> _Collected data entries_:
+===+
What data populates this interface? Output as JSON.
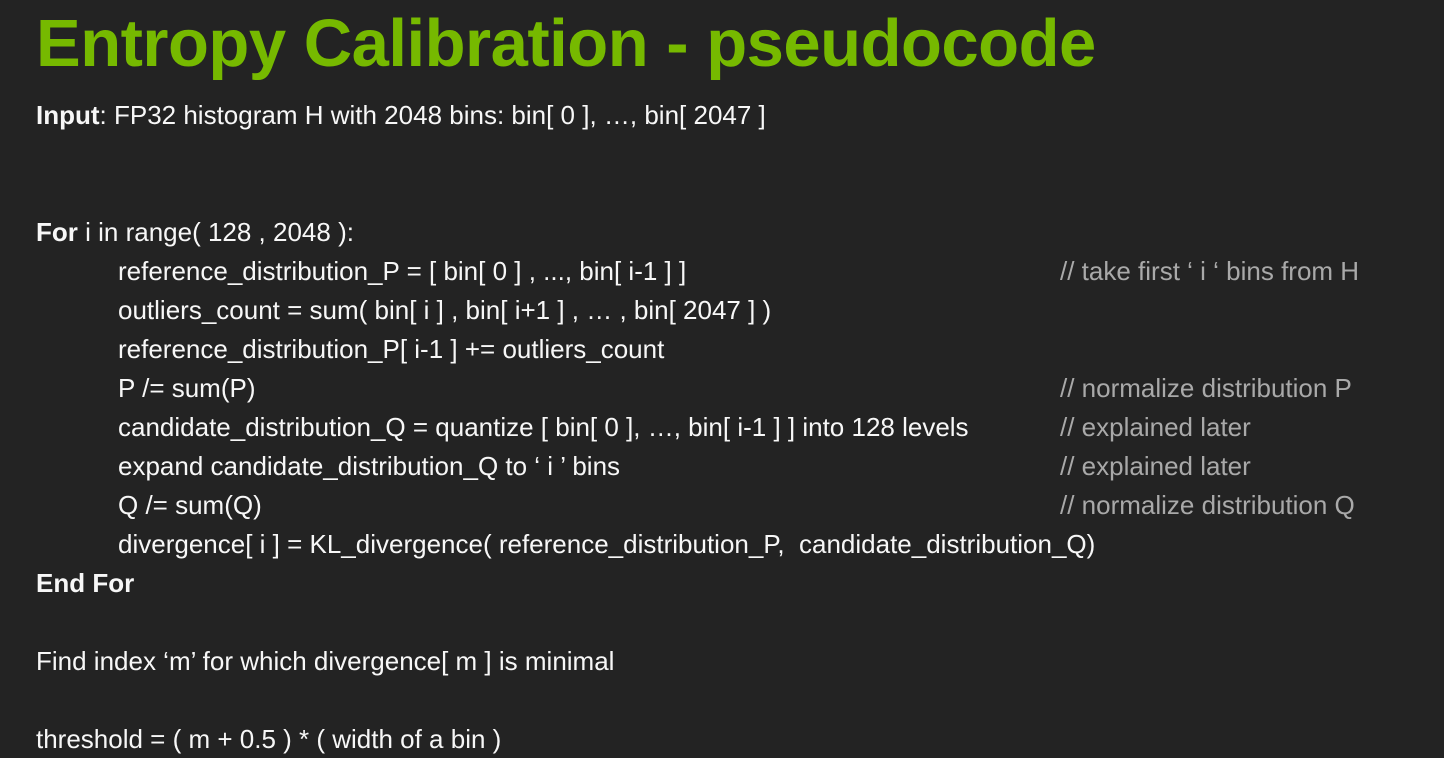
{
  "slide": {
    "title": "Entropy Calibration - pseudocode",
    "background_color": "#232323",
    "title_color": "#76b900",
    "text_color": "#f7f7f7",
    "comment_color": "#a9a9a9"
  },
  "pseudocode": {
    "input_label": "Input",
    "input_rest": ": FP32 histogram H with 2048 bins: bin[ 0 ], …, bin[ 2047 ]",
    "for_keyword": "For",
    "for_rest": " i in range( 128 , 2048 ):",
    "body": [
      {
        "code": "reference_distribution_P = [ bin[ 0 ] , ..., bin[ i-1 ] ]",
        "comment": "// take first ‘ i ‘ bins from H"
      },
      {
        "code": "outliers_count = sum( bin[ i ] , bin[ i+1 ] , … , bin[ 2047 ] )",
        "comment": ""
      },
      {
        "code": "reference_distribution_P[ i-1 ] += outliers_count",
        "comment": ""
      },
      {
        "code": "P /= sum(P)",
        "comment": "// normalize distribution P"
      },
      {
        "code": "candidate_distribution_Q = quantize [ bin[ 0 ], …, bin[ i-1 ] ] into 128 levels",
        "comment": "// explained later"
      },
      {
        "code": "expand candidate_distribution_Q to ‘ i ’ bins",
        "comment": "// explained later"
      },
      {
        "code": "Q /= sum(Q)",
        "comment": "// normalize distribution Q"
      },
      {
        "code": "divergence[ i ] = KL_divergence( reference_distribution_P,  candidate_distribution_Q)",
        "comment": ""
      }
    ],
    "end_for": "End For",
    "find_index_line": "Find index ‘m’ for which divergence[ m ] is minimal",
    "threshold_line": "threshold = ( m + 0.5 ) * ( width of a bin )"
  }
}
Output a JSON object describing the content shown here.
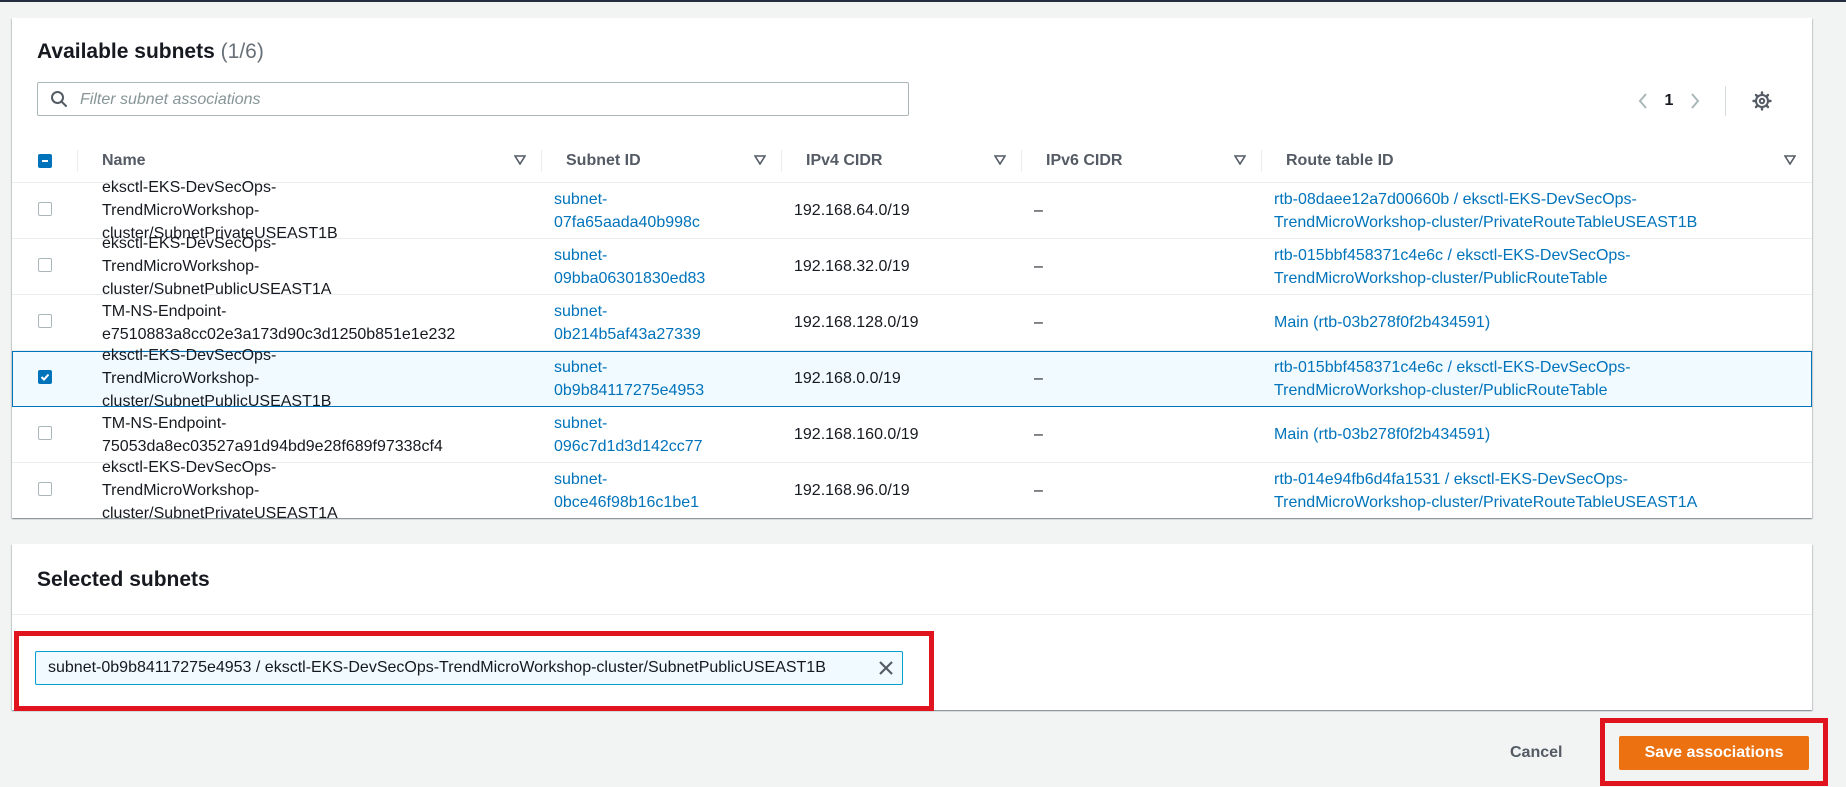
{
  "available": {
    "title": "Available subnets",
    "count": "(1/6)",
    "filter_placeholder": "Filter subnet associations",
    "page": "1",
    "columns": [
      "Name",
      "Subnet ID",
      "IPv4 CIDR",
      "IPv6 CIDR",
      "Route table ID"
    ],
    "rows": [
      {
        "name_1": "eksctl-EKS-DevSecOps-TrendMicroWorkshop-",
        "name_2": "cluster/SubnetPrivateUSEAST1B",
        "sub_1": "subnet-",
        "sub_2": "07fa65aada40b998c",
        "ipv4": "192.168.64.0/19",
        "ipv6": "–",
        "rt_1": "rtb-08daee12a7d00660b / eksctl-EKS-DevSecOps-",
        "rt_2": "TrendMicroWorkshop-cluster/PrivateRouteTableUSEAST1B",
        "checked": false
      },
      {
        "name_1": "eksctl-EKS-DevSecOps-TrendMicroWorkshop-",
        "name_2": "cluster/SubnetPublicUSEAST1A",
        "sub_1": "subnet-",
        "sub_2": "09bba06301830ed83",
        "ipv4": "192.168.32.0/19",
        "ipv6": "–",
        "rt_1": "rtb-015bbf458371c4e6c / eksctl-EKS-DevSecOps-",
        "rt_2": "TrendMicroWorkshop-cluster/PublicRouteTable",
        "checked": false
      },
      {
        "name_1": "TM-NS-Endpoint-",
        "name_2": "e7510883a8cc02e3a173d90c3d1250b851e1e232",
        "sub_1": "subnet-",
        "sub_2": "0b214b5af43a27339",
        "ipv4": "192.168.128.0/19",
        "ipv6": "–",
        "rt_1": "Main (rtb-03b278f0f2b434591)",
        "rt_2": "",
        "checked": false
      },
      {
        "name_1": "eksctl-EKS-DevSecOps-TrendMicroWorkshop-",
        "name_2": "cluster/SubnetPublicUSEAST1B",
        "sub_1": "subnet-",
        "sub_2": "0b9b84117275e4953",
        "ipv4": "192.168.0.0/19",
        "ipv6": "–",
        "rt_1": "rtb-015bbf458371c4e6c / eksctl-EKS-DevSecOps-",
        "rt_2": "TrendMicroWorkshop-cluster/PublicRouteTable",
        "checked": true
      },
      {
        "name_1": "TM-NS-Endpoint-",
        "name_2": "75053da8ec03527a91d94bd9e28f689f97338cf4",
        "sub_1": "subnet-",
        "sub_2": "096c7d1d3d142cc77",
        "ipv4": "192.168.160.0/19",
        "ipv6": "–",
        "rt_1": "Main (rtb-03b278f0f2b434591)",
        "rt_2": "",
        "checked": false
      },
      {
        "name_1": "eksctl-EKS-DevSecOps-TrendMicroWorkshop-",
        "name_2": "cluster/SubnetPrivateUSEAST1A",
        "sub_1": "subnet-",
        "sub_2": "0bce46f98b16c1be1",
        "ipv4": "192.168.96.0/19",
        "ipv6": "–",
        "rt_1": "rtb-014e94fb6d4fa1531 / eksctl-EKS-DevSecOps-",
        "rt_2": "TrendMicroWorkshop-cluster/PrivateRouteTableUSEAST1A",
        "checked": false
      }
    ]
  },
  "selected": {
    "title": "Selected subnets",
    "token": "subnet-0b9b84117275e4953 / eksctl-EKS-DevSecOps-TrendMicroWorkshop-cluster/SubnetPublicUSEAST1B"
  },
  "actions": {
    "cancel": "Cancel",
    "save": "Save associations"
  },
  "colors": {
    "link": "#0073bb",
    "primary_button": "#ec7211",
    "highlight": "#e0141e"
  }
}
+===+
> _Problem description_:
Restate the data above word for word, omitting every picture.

> _Result of the exercise_:
What data populates this interface? Output as JSON.
{
  "slide": {
    "title": "Entropy Calibration - pseudocode",
    "background_color": "#232323",
    "title_color": "#76b900",
    "text_color": "#f7f7f7",
    "comment_color": "#a9a9a9"
  },
  "pseudocode": {
    "input_label": "Input",
    "input_rest": ": FP32 histogram H with 2048 bins: bin[ 0 ], …, bin[ 2047 ]",
    "for_keyword": "For",
    "for_rest": " i in range( 128 , 2048 ):",
    "body": [
      {
        "code": "reference_distribution_P = [ bin[ 0 ] , ..., bin[ i-1 ] ]",
        "comment": "// take first ‘ i ‘ bins from H"
      },
      {
        "code": "outliers_count = sum( bin[ i ] , bin[ i+1 ] , … , bin[ 2047 ] )",
        "comment": ""
      },
      {
        "code": "reference_distribution_P[ i-1 ] += outliers_count",
        "comment": ""
      },
      {
        "code": "P /= sum(P)",
        "comment": "// normalize distribution P"
      },
      {
        "code": "candidate_distribution_Q = quantize [ bin[ 0 ], …, bin[ i-1 ] ] into 128 levels",
        "comment": "// explained later"
      },
      {
        "code": "expand candidate_distribution_Q to ‘ i ’ bins",
        "comment": "// explained later"
      },
      {
        "code": "Q /= sum(Q)",
        "comment": "// normalize distribution Q"
      },
      {
        "code": "divergence[ i ] = KL_divergence( reference_distribution_P,  candidate_distribution_Q)",
        "comment": ""
      }
    ],
    "end_for": "End For",
    "find_index_line": "Find index ‘m’ for which divergence[ m ] is minimal",
    "threshold_line": "threshold = ( m + 0.5 ) * ( width of a bin )"
  }
}
Output a JSON object describing the content shown here.
{
  "available": {
    "title": "Available subnets",
    "count": "(1/6)",
    "filter_placeholder": "Filter subnet associations",
    "page": "1",
    "columns": [
      "Name",
      "Subnet ID",
      "IPv4 CIDR",
      "IPv6 CIDR",
      "Route table ID"
    ],
    "rows": [
      {
        "name_1": "eksctl-EKS-DevSecOps-TrendMicroWorkshop-",
        "name_2": "cluster/SubnetPrivateUSEAST1B",
        "sub_1": "subnet-",
        "sub_2": "07fa65aada40b998c",
        "ipv4": "192.168.64.0/19",
        "ipv6": "–",
        "rt_1": "rtb-08daee12a7d00660b / eksctl-EKS-DevSecOps-",
        "rt_2": "TrendMicroWorkshop-cluster/PrivateRouteTableUSEAST1B",
        "checked": false
      },
      {
        "name_1": "eksctl-EKS-DevSecOps-TrendMicroWorkshop-",
        "name_2": "cluster/SubnetPublicUSEAST1A",
        "sub_1": "subnet-",
        "sub_2": "09bba06301830ed83",
        "ipv4": "192.168.32.0/19",
        "ipv6": "–",
        "rt_1": "rtb-015bbf458371c4e6c / eksctl-EKS-DevSecOps-",
        "rt_2": "TrendMicroWorkshop-cluster/PublicRouteTable",
        "checked": false
      },
      {
        "name_1": "TM-NS-Endpoint-",
        "name_2": "e7510883a8cc02e3a173d90c3d1250b851e1e232",
        "sub_1": "subnet-",
        "sub_2": "0b214b5af43a27339",
        "ipv4": "192.168.128.0/19",
        "ipv6": "–",
        "rt_1": "Main (rtb-03b278f0f2b434591)",
        "rt_2": "",
        "checked": false
      },
      {
        "name_1": "eksctl-EKS-DevSecOps-TrendMicroWorkshop-",
        "name_2": "cluster/SubnetPublicUSEAST1B",
        "sub_1": "subnet-",
        "sub_2": "0b9b84117275e4953",
        "ipv4": "192.168.0.0/19",
        "ipv6": "–",
        "rt_1": "rtb-015bbf458371c4e6c / eksctl-EKS-DevSecOps-",
        "rt_2": "TrendMicroWorkshop-cluster/PublicRouteTable",
        "checked": true
      },
      {
        "name_1": "TM-NS-Endpoint-",
        "name_2": "75053da8ec03527a91d94bd9e28f689f97338cf4",
        "sub_1": "subnet-",
        "sub_2": "096c7d1d3d142cc77",
        "ipv4": "192.168.160.0/19",
        "ipv6": "–",
        "rt_1": "Main (rtb-03b278f0f2b434591)",
        "rt_2": "",
        "checked": false
      },
      {
        "name_1": "eksctl-EKS-DevSecOps-TrendMicroWorkshop-",
        "name_2": "cluster/SubnetPrivateUSEAST1A",
        "sub_1": "subnet-",
        "sub_2": "0bce46f98b16c1be1",
        "ipv4": "192.168.96.0/19",
        "ipv6": "–",
        "rt_1": "rtb-014e94fb6d4fa1531 / eksctl-EKS-DevSecOps-",
        "rt_2": "TrendMicroWorkshop-cluster/PrivateRouteTableUSEAST1A",
        "checked": false
      }
    ]
  },
  "selected": {
    "title": "Selected subnets",
    "token": "subnet-0b9b84117275e4953 / eksctl-EKS-DevSecOps-TrendMicroWorkshop-cluster/SubnetPublicUSEAST1B"
  },
  "actions": {
    "cancel": "Cancel",
    "save": "Save associations"
  },
  "colors": {
    "link": "#0073bb",
    "primary_button": "#ec7211",
    "highlight": "#e0141e"
  }
}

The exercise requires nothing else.